The first time you see high-quality delta-8, it almost looks like something out of a science fiction movie. The oil is perfectly clear: as transparent as water. But not just any water. Only beautiful, crystal-clear water from a jungle rainforest waterfall looks that perfect. In the cannabis world that is pretty unusual. Users are accustomed to every color of amber on the spectrum. Clear is new.
Members of the cannabis community around the country are flocking to delta-8, and it isn’t because of the color. The unbeatable effects drive that train. But for many, this gorgeous oil is a further indication of delta-8’s superiority over the much more famous delta-9, and they aren’t completely off-base.
So why is delta-8 clear? And what does it tell us about the oil? To understand that, you first need to understand what delta 8 is, and how it’s made.
The Proximity of the Cannabinoids
Delta 8 is a federally legal version of THC. It exists naturally in cannabis and hemp, and is often mistaken for it’s more famous cousin — delta-9. That is the compound responsible for the psychoactive effects of cannabis and marijuana.
Delta 8 looks and sounds a lot like delta 9, but it binds to the receptors in the human body in a completely different way, which results in a very different experience. The biggest difference is the quality of the sensations. Delta 8 can been shown to boost energy and typically keeps users alert and focused for the duration of the effects. It also has none of the anxiety or paranoia that is associated with delta 9. That is because delta 8 is far less potent, and targets a slightly different set of bodily sensations.
The other big factor that separates delta-8 from the other cannabinoids is that it exists naturally in almost-undetectable amounts.
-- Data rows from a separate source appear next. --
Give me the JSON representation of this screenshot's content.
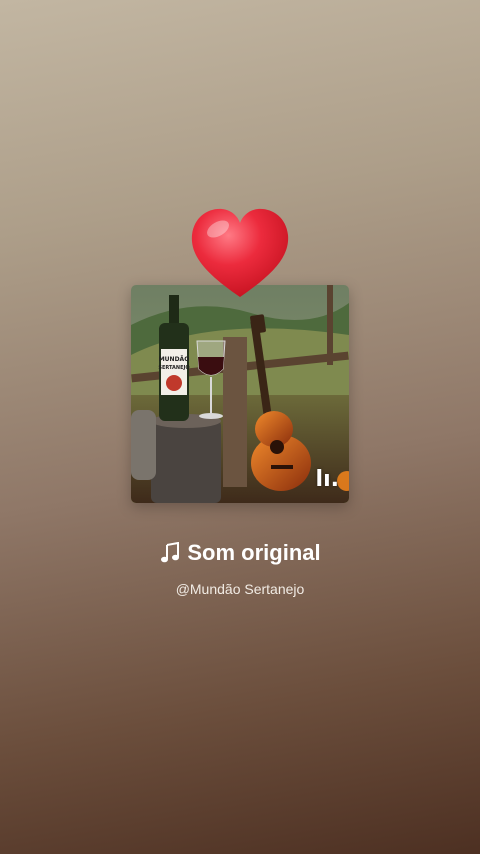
{
  "audio": {
    "title": "Som original",
    "author": "@Mundão Sertanejo"
  },
  "cover": {
    "bottle_label_line1": "MUNDÃO",
    "bottle_label_line2": "SERTANEJO",
    "badge_text": "lı."
  },
  "icons": {
    "heart": "heart-icon",
    "note": "music-note-icon"
  },
  "colors": {
    "heart": "#e8253a",
    "text": "#ffffff"
  }
}
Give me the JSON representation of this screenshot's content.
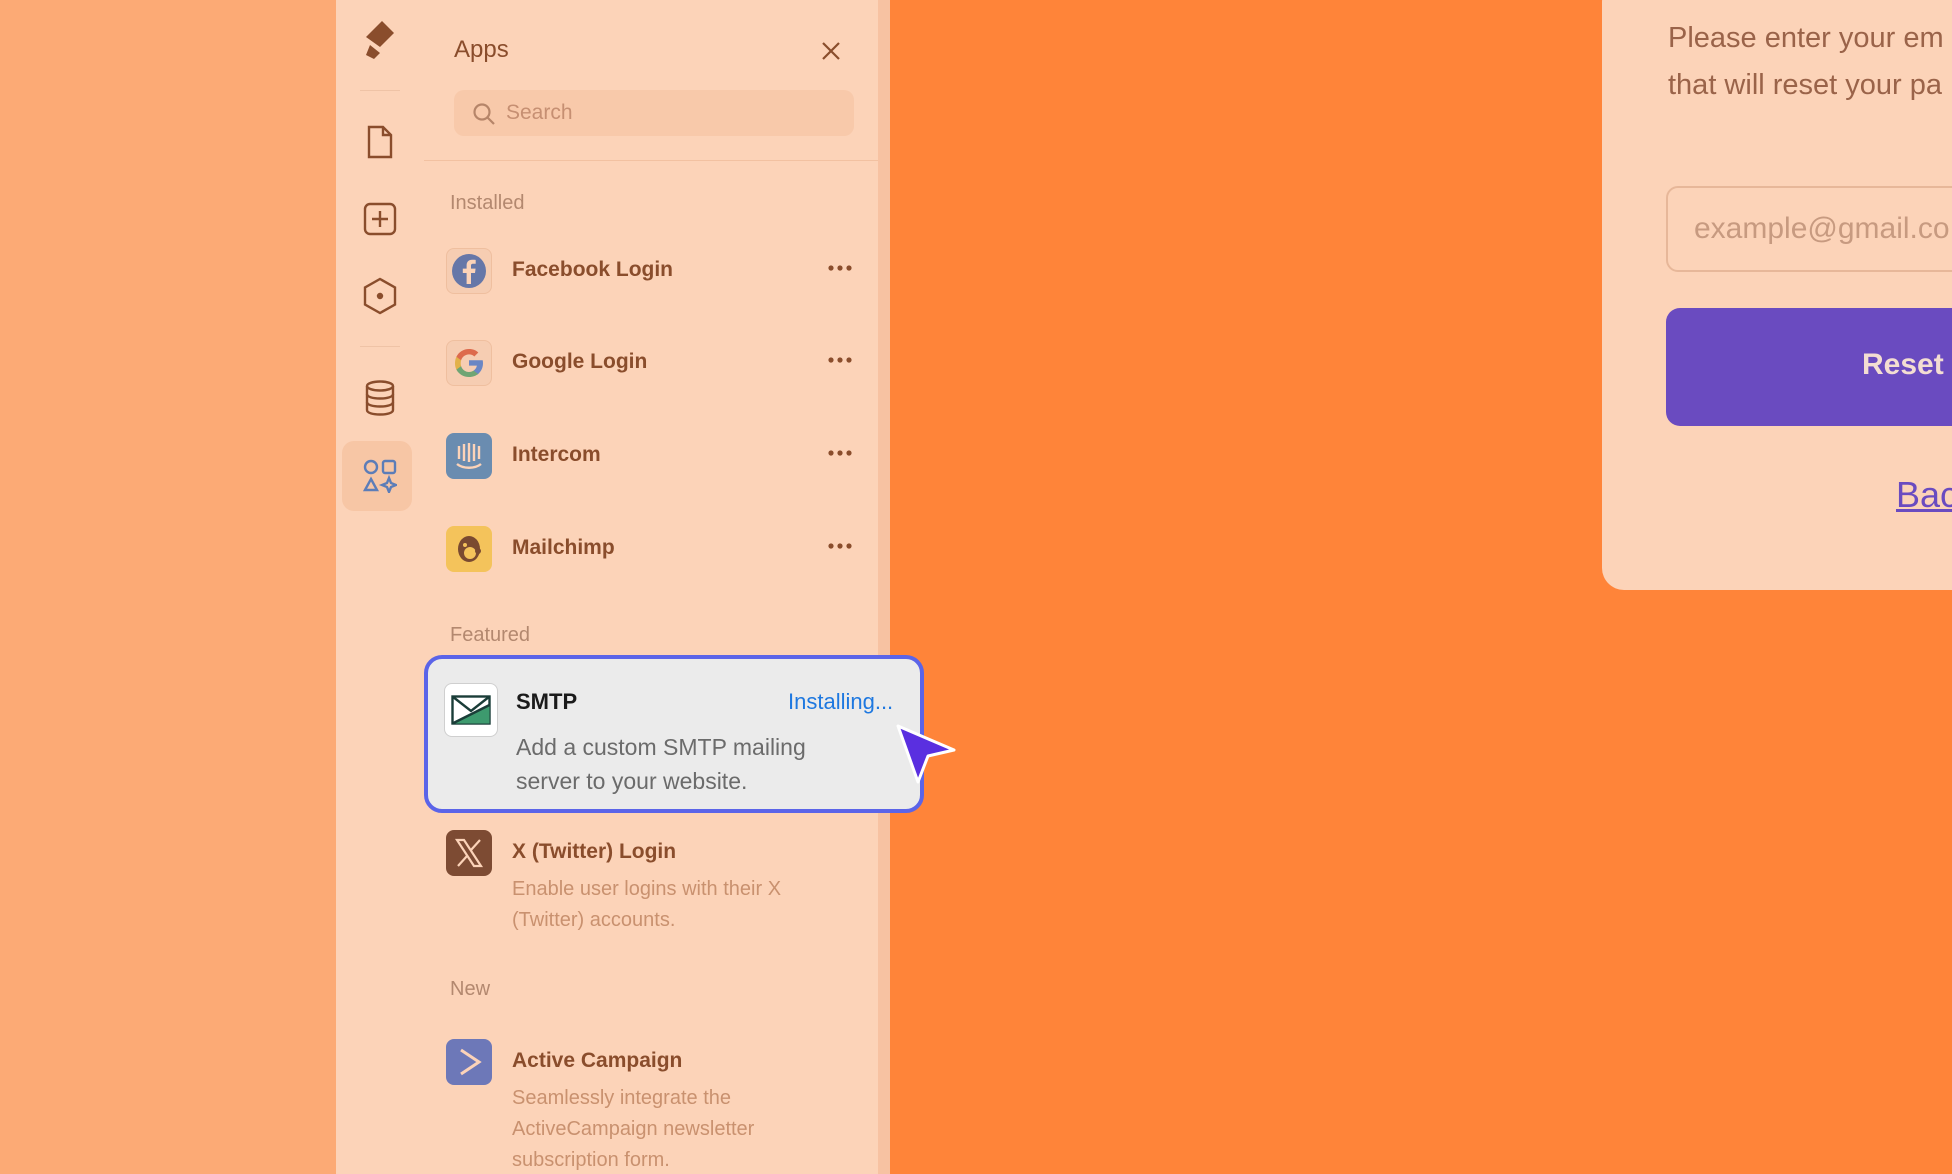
{
  "panel": {
    "title": "Apps",
    "search_placeholder": "Search"
  },
  "sections": {
    "installed": "Installed",
    "featured": "Featured",
    "new": "New"
  },
  "installed_apps": [
    {
      "name": "Facebook Login",
      "icon": "facebook-icon"
    },
    {
      "name": "Google Login",
      "icon": "google-icon"
    },
    {
      "name": "Intercom",
      "icon": "intercom-icon"
    },
    {
      "name": "Mailchimp",
      "icon": "mailchimp-icon"
    }
  ],
  "featured_apps": [
    {
      "name": "SMTP",
      "status": "Installing...",
      "description": "Add a custom SMTP mailing server to your website.",
      "icon": "smtp-mail-icon"
    },
    {
      "name": "X (Twitter) Login",
      "description": "Enable user logins with their X (Twitter) accounts.",
      "icon": "x-twitter-icon"
    }
  ],
  "new_apps": [
    {
      "name": "Active Campaign",
      "description": "Seamlessly integrate the ActiveCampaign newsletter subscription form.",
      "icon": "activecampaign-icon"
    }
  ],
  "rail_icons": [
    "logo-icon",
    "page-icon",
    "add-icon",
    "component-icon",
    "database-icon",
    "apps-icon"
  ],
  "form": {
    "line1": "Please enter your em",
    "line2": "that will reset your pa",
    "email_placeholder": "example@gmail.co",
    "reset_label": "Reset",
    "back_label": "Bac"
  },
  "colors": {
    "accent": "#5b64e8",
    "status_installing": "#1e78e0",
    "primary_button": "#6a4bc0",
    "canvas": "#ff8439"
  }
}
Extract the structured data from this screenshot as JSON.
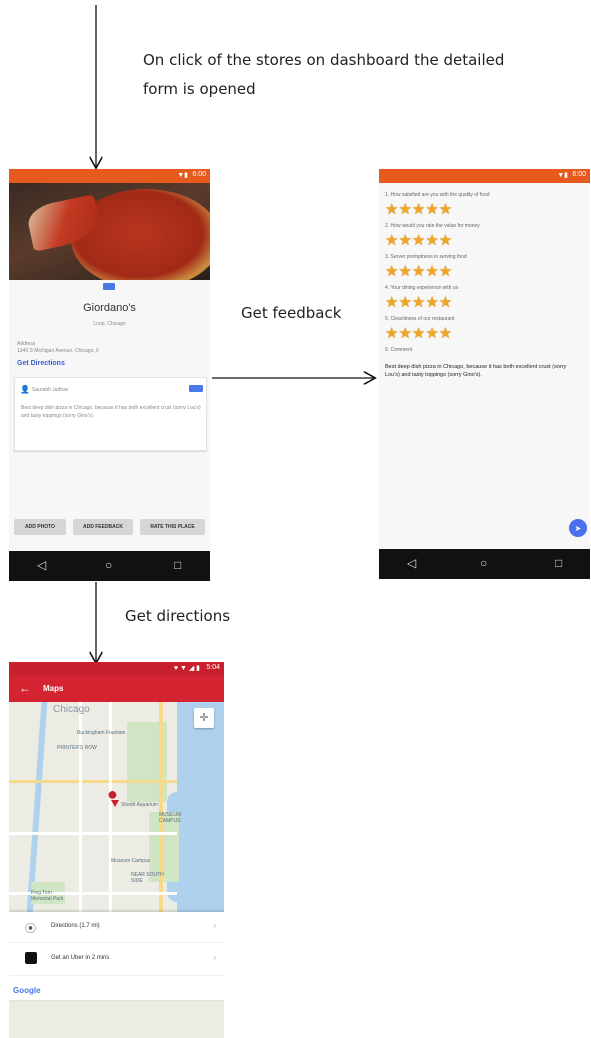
{
  "captions": {
    "dashboard": "On click of the stores on dashboard the detailed\nform is opened",
    "feedback": "Get feedback",
    "directions": "Get directions"
  },
  "store_screen": {
    "status_time": "6:00",
    "name": "Giordano's",
    "location": "Loop, Chicago",
    "address_label": "Address",
    "address": "1340 S Michigan Avenue, Chicago, Il",
    "get_directions": "Get Directions",
    "review_user": "Saurabh Jadhav",
    "review_text": "Best deep dish pizza in Chicago, because it has both excellent crust (sorry Lou's) and tasty toppings (sorry Gino's).",
    "buttons": [
      "ADD PHOTO",
      "ADD FEEDBACK",
      "RATE THIS PLACE"
    ]
  },
  "feedback_screen": {
    "status_time": "6:00",
    "questions": [
      "1. How satisfied are you with the quality of food",
      "2. How would you rate the value for money",
      "3. Server promptness in serving food",
      "4. Your dining experience with us",
      "5. Cleanliness of our restaurant"
    ],
    "comment_label": "6. Comment",
    "comment": "Best deep dish pizza in Chicago, because it has both excellent crust (sorry Lou's) and tasty toppings (sorry Gino's).",
    "stars": "★★★★★"
  },
  "maps_screen": {
    "status_time": "5:04",
    "title": "Maps",
    "labels": [
      "Chicago",
      "Buckingham Fountain",
      "PRINTER'S ROW",
      "Shedd Aquarium",
      "MUSEUM CAMPUS",
      "Museum Campus",
      "NEAR SOUTH SIDE",
      "Ping Tom Memorial Park"
    ],
    "directions": "Directions  (1.7 mi)",
    "uber": "Get an Uber in 2 mins",
    "google": "Google"
  },
  "colors": {
    "store_statusbar": "#e65a1e",
    "maps_appbar": "#d42431",
    "link": "#3a5bd9",
    "star": "#f0a526"
  }
}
Whereas CBD and delta 9 are found in huge concentrations in the cannabis flower, delta 8 is so negligible you can’t even feel the effects.
This means you can’t extract delta 8 the same way you can other cannabinoids. It takes too much energy and wastes too much hemp for that model to be economically viable. Fortunately, there is a workaround.
Creating Delta 8
Delta 8 as a molecule is very similar to CBD. And it is actually possible, through a fairly straightforward refinement process, to take CBD and chemically transform it into delta 8. This safe and affordable method yields extremely pure delta 8 that is then added to products and enjoyed by users nationwide.
So what does it mean if your delta 8 isn’t clear?
If your delta 8 isn’t perfectly clear, it means there are impurities in your oil. These impurities may be safe or unsafe depending on what they are. For example, a rose-tinted delta 8 oil typically means the delta 8 reaction was performed improperly at a non-neutral pH level or that the operators did not discard a pink fraction that is typically removed during a distillation step. In any case, unless it’s pink due to oxidation, you should avoid pink delta 8 oils.
Amber, gold, and other colors may indicate the presence of terpenes or other cannabinoids. While these compounds may be safe, they can still affect the color of the oil.
Pure delta 8 is a clear oil. However, all clear delta 8 is not pure. It is possible to turn a colored delta 8 oil into a clear oil by stripping it of its color through the use of carbon and/or clays. It is not done using bleach as some have claimed. The use of carbon and clays is a common processing step that helps remove other impurities in the oil, in addition to removing the color.
So there you have it. The clear oil is more than an aesthetic addition. It will highlight the purity to a large degree, but it is not the single determining factor of high quality delta-8. You should always carefully inspect the color and product breakdown of any delta-8 oil you plan to buy, and if possible look at the lab testing, to ensure you are getting the highest possible quality product.
If you are worried about buying a safe and quality product, make sure to buy delta 8 from a trusted source.
Like what you read? Click here to learn more about delta 8 and the rest of the cannabinoid family.